Young's reasoning behind the new format was that he claimed the sound of modern music made him "angry" and stated that today's audio quality is the "worst sound we've ever had." He also stated that Apple co-founder, the late Steve Jobs, would have been able to help him preserve the sound quality of vinyl and also said that digital downloads were "degrading" the standard of audio.

Trademark Dispute Becoming a Dogfight in New Zealand High Court

April 2, 2012,

dog.jpgSan Diego - Pet food manufacturers Mars and Heinz Wattie's are taking their trademark infringement battle to a High Court in Wellington, New Zealand.

The United States-based Mars Incorporated, widely known for its candy brands, is appealing a decision by New Zealand's assistant commissioner of trademarks to reject its application to trademark the term "Advance Advanced Pet Nutrition." Mars produces well-known pet food brands such as Pedigree and Whiskas.

Mars' trademark application had been opposed by Heinz Wattie's, which owns the Chef and Champ brand, because it claimed that it had already used the unregistered trademarks "Champ Advanced Dog Nutrition" and " Advanced Dog Nutrition" in New Zealand.

The assistant trademark commissioner's decision, dated September 14, insisted that if Mars were to use the phrase from its trademark application, "it is likely that a substantial number of persons in the relevant market would be confused." Section seventeen of New Zealand's 2002 Trademark Acts states the commissioner must not register any matter as a trademark if its use is likely to deceive or cause confusion.

In addition to rejecting the Mars application, the trademark commissioner awarded Heinz Wattie's costs of $3,340.

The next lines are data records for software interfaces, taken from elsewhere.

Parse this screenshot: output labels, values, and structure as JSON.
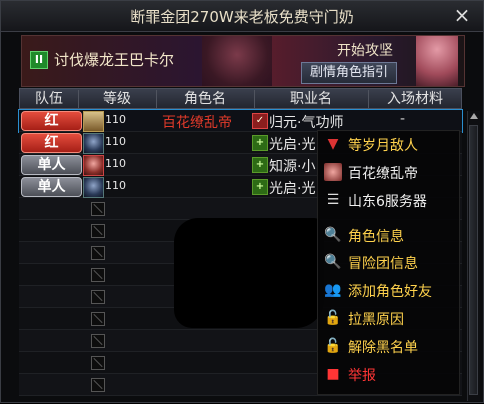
{
  "window": {
    "title": "断罪金团270W来老板免费守门奶",
    "close_glyph": "×"
  },
  "banner": {
    "quest_badge": "II",
    "quest_title": "讨伐爆龙王巴卡尔",
    "guide_title": "开始攻坚",
    "guide_button": "剧情角色指引"
  },
  "table": {
    "headers": [
      "队伍",
      "等级",
      "角色名",
      "职业名",
      "入场材料"
    ],
    "rows": [
      {
        "team": "红",
        "team_style": "red",
        "level": "110",
        "name": "百花缭乱帝",
        "job": "归元·气功师",
        "material": "-",
        "selected": true
      },
      {
        "team": "红",
        "team_style": "red",
        "level": "110",
        "name": "",
        "job": "光启·光"
      },
      {
        "team": "单人",
        "team_style": "gray",
        "level": "110",
        "name": "",
        "job": "知源·小"
      },
      {
        "team": "单人",
        "team_style": "gray",
        "level": "110",
        "name": "",
        "job": "光启·光"
      }
    ]
  },
  "context_menu": {
    "header_items": [
      {
        "label": "等岁月敌人",
        "icon": "shield-icon"
      },
      {
        "label": "百花缭乱帝",
        "icon": "avatar-icon"
      },
      {
        "label": "山东6服务器",
        "icon": "server-icon"
      }
    ],
    "items": [
      {
        "label": "角色信息",
        "icon": "magnifier-icon",
        "glyph": "🔍"
      },
      {
        "label": "冒险团信息",
        "icon": "magnifier-icon",
        "glyph": "🔍"
      },
      {
        "label": "添加角色好友",
        "icon": "add-friend-icon",
        "glyph": "👥"
      },
      {
        "label": "拉黑原因",
        "icon": "unlock-icon",
        "glyph": "🔓"
      },
      {
        "label": "解除黑名单",
        "icon": "unlock-icon",
        "glyph": "🔓"
      },
      {
        "label": "举报",
        "icon": "report-icon",
        "glyph": "■"
      }
    ]
  }
}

The trademark attorney representing Mars in New Zealand contends that the Chef and Champ taglines were never registered as trademarks in the country, nor had Heinz Wattie's ever applied for their registration. He went on to say that the phrases were simply descriptive of the products and were a relatively insignificant part of the product's packaging. Instead, he claimed, pet food consumers would recognize the product by its trademarked logo, which was displayed liberally on the product's packaging.

He added that Mars was seeking a distinctive trademark because of its unique combination of "advance" and "advanced."

However, the Heinz Wattie's attorney argued that although the New Zealand company's phrase was not registered as a trademark, it has been used on the Chef and Champ packaging for over twenty years and is indeed an identifiable component to the Champ trademark.

"It is inevitable that members of the public who have seen this product on sale for ten years or longer will make a connection with that is part of the branding," stated the Heinz Wattie's attorney.

In 2010, Mars in New Zealand earned profits of $14.8 million on sales of $193.9 million, according to the most recent financials filed with the company. Hastings, New Zealand-based Heinz Wattie's reported profits of $92.7 million on sales of $735.6 million for the year ending April 27, 2011.